***** MATERIAL TO PROCESS

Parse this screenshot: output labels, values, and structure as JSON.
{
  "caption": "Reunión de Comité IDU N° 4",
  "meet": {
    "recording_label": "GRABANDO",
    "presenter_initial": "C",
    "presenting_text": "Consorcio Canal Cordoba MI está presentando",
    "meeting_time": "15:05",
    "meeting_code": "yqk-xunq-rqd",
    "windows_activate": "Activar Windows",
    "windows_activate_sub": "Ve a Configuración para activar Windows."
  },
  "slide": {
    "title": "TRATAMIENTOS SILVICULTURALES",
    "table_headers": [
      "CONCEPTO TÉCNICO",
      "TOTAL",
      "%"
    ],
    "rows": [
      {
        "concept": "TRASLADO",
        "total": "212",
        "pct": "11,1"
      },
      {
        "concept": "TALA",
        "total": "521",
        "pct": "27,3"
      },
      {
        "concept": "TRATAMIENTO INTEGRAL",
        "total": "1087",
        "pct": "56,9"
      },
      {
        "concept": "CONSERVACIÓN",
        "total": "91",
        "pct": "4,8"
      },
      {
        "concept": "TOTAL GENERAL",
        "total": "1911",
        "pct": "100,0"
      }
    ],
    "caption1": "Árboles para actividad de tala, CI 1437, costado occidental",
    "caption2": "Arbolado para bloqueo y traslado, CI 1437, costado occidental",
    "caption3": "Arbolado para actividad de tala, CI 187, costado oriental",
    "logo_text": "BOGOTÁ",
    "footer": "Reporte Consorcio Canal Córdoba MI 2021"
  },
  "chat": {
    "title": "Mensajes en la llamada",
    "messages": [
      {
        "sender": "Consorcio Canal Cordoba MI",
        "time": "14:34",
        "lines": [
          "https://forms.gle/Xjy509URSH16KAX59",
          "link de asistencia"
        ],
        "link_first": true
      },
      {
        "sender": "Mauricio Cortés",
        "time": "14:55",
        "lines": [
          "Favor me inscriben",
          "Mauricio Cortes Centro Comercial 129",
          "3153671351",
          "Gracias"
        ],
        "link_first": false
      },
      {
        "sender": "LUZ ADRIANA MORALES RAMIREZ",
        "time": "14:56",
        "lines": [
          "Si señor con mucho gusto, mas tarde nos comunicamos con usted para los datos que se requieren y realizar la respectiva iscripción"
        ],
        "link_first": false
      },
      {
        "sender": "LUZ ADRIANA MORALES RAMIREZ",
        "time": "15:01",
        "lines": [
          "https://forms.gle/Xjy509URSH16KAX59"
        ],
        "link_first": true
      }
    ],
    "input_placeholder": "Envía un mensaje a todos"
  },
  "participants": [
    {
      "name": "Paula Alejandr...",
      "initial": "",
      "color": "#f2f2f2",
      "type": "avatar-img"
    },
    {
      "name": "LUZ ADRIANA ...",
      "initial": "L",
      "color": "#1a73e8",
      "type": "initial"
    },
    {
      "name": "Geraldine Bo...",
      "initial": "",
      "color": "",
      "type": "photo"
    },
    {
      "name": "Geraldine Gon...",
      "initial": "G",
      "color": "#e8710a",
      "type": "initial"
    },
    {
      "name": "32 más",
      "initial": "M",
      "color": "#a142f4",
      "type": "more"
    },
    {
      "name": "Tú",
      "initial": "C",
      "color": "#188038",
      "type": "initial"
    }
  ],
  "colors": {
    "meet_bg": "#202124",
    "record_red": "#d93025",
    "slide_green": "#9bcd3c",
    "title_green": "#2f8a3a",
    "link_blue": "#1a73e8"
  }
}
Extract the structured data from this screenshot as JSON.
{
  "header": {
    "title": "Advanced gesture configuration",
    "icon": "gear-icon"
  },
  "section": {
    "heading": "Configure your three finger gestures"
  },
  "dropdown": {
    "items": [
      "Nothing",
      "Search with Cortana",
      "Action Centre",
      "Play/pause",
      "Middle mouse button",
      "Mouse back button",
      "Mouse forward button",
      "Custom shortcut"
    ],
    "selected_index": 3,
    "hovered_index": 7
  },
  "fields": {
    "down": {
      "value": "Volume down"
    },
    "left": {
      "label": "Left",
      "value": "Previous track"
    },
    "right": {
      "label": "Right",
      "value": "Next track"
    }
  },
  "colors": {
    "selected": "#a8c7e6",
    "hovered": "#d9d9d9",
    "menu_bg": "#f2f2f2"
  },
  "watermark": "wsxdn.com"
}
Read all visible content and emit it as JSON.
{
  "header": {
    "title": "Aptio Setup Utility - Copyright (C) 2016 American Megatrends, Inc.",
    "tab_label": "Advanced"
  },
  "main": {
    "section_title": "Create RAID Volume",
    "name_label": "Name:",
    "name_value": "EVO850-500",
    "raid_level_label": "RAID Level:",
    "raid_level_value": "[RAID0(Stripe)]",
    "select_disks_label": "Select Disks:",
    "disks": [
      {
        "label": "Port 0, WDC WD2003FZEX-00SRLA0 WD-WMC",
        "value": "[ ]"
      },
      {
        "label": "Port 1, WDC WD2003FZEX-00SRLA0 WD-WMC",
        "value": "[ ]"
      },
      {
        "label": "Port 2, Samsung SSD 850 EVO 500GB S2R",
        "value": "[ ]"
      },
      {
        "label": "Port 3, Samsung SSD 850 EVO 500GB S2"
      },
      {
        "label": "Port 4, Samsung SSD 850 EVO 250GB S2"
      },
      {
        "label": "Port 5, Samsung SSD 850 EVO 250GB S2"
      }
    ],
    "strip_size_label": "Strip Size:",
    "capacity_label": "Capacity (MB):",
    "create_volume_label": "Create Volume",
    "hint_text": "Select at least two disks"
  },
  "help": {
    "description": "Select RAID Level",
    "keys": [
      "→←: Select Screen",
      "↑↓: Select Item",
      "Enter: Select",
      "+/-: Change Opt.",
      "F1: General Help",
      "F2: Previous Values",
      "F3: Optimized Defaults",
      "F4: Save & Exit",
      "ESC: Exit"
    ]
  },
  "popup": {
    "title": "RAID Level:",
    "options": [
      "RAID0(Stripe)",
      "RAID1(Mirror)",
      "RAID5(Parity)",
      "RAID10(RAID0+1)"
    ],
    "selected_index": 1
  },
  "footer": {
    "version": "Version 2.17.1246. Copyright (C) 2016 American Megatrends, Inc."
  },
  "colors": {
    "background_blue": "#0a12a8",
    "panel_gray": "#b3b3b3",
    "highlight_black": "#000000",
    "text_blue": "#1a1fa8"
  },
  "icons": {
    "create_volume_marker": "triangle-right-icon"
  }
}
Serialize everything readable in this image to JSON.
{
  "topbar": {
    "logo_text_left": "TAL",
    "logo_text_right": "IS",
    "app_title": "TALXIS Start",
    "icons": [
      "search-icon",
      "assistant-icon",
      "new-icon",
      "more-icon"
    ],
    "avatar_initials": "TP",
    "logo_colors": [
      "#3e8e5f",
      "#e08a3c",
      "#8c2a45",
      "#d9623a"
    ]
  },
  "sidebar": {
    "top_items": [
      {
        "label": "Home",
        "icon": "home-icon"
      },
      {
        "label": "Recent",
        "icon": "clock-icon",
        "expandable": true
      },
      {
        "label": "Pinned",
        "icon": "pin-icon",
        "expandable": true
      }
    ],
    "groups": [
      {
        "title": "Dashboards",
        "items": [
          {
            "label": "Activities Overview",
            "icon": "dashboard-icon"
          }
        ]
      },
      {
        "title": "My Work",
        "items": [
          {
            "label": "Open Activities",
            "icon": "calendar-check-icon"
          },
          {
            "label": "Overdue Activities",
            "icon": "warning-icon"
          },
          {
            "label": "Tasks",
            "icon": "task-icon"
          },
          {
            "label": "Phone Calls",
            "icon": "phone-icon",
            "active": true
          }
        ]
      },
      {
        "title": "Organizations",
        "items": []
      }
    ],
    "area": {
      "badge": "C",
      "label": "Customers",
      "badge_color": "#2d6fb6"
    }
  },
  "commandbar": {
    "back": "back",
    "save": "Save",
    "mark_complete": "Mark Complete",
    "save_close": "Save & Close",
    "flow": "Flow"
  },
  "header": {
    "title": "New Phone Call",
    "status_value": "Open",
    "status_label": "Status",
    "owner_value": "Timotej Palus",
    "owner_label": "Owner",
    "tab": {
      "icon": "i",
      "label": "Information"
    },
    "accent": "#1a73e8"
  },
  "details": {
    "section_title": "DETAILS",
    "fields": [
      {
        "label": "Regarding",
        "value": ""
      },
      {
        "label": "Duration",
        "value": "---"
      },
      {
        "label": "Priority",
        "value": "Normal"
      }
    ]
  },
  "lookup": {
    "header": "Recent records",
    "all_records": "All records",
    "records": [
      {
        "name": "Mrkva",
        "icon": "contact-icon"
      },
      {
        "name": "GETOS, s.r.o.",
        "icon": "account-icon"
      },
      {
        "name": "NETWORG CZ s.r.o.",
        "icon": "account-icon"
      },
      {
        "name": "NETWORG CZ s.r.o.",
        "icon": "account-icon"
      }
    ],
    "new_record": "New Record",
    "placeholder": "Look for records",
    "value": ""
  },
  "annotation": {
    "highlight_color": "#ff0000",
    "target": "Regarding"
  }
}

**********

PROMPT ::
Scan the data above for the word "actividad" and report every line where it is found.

ANSWER BOX ::
    "caption1": "Árboles para actividad de tala, CI 1437, costado occidental",
    "caption3": "Arbolado para actividad de tala, CI 187, costado oriental",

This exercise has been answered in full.